**Exercise prompt:**
Would you repeat, exactly as given, the line with "Enumerate this screenshot's" and every line after it to the end of the entries?
**** Listed entries
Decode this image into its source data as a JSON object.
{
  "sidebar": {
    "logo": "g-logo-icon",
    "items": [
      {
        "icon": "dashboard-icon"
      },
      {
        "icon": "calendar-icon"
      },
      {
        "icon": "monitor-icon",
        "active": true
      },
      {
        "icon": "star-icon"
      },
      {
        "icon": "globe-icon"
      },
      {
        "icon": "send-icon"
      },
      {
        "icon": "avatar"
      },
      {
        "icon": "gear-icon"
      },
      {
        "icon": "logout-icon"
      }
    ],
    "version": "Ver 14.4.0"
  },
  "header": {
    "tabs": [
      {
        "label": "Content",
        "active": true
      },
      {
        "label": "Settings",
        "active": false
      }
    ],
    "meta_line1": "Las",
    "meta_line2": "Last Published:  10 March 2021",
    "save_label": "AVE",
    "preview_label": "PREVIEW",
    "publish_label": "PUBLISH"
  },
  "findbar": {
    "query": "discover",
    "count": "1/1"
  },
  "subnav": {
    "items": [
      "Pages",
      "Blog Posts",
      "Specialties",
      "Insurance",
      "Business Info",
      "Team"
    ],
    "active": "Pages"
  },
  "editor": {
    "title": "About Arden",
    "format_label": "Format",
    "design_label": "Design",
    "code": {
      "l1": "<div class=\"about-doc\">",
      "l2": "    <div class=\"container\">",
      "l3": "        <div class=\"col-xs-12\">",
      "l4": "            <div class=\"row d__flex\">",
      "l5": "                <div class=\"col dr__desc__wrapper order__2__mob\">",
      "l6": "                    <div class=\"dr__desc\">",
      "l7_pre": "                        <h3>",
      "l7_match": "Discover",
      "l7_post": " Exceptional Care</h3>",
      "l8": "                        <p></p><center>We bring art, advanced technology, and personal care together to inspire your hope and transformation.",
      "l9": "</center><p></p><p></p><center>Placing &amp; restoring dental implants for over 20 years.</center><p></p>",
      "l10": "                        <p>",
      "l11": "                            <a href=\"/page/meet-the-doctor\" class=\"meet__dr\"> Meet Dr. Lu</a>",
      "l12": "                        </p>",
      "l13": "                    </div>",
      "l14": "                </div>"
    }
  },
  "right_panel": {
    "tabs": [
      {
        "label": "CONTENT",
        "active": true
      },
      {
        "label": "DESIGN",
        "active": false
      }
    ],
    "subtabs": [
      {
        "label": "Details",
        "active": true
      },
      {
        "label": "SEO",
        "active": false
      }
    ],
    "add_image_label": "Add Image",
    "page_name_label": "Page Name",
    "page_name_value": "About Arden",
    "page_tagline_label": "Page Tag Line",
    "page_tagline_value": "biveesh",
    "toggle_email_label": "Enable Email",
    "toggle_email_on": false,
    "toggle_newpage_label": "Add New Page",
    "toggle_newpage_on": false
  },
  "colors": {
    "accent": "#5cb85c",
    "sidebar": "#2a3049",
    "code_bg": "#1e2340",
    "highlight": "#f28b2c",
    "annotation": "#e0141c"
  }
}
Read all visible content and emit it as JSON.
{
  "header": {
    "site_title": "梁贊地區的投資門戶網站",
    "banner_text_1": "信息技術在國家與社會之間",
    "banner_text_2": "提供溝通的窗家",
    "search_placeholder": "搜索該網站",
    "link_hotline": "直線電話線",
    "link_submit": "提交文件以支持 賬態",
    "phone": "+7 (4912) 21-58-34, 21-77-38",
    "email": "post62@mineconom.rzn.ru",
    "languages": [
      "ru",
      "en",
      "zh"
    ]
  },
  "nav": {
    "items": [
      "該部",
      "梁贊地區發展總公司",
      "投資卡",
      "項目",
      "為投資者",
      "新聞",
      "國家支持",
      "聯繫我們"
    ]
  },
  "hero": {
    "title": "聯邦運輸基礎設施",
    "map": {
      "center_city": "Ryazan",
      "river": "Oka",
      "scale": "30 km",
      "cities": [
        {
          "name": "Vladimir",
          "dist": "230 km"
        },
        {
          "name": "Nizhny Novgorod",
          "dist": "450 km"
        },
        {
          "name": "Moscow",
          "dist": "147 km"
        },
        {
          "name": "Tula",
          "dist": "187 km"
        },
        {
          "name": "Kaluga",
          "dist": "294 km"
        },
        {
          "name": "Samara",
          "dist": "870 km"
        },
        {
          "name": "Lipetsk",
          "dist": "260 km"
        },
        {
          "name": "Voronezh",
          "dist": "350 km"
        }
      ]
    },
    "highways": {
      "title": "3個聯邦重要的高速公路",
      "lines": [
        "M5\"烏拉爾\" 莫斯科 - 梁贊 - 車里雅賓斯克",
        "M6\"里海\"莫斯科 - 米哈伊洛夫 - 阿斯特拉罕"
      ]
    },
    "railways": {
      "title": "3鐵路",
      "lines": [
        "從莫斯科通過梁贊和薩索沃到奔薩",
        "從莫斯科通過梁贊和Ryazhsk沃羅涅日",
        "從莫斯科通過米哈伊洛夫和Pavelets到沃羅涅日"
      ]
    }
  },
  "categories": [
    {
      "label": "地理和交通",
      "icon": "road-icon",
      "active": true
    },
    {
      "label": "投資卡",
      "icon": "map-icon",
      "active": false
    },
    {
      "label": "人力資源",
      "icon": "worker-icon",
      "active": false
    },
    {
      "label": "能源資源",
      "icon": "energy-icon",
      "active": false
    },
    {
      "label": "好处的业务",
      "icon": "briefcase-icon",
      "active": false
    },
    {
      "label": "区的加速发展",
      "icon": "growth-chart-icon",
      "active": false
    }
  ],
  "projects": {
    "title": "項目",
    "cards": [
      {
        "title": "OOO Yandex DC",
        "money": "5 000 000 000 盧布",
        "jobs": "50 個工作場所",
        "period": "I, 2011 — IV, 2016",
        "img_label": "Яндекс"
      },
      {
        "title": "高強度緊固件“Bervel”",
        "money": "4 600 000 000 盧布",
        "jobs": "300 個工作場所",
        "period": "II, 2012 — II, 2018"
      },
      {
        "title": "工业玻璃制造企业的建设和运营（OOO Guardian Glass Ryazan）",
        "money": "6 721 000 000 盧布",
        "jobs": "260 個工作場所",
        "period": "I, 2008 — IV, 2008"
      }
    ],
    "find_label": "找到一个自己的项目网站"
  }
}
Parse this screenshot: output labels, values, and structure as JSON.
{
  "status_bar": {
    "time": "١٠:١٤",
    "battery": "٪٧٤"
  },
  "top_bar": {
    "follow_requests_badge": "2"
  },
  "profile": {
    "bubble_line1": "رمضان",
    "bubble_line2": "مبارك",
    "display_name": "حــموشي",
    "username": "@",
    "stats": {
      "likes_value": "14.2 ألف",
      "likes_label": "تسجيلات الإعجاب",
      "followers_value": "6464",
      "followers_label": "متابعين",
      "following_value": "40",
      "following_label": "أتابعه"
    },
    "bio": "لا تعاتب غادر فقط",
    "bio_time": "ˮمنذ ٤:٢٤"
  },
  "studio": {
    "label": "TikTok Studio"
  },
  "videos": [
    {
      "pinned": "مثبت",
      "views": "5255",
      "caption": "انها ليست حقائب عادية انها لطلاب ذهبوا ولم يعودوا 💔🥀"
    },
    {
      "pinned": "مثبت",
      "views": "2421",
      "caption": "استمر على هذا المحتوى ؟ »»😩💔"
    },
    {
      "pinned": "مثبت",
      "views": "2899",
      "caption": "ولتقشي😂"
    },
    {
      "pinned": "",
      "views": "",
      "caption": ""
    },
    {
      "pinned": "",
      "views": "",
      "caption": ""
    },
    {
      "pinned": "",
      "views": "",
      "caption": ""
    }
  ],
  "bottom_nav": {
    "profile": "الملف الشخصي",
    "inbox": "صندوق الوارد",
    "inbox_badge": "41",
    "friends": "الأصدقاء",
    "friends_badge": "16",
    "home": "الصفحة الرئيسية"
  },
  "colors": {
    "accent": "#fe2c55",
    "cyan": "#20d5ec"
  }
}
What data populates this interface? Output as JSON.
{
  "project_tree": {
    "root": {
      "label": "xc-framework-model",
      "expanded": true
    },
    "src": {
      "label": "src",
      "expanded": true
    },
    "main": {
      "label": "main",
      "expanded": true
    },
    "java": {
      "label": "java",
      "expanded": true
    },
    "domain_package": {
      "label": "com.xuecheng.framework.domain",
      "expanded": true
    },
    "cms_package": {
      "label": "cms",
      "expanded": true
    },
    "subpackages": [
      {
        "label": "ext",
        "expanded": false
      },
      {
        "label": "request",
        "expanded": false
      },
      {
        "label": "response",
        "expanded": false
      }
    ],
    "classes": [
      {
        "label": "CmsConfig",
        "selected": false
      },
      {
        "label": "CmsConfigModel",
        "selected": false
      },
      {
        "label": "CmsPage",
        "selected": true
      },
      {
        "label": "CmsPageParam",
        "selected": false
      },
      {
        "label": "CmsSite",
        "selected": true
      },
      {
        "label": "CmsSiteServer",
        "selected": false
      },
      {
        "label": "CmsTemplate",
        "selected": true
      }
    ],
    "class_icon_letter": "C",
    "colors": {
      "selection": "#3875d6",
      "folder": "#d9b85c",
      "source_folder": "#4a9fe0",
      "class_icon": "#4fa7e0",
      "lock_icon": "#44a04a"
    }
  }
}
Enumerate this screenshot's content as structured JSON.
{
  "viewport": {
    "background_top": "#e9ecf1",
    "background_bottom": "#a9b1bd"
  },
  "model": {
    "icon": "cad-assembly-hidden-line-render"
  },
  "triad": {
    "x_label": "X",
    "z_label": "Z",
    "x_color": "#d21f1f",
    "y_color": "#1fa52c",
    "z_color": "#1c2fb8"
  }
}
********
**Response below:**
Enumerate this screenshot's content as structured JSON.
{
  "viewport": {
    "background_top": "#e9ecf1",
    "background_bottom": "#a9b1bd"
  },
  "model": {
    "icon": "cad-assembly-hidden-line-render"
  },
  "triad": {
    "x_label": "X",
    "z_label": "Z",
    "x_color": "#d21f1f",
    "y_color": "#1fa52c",
    "z_color": "#1c2fb8"
  }
}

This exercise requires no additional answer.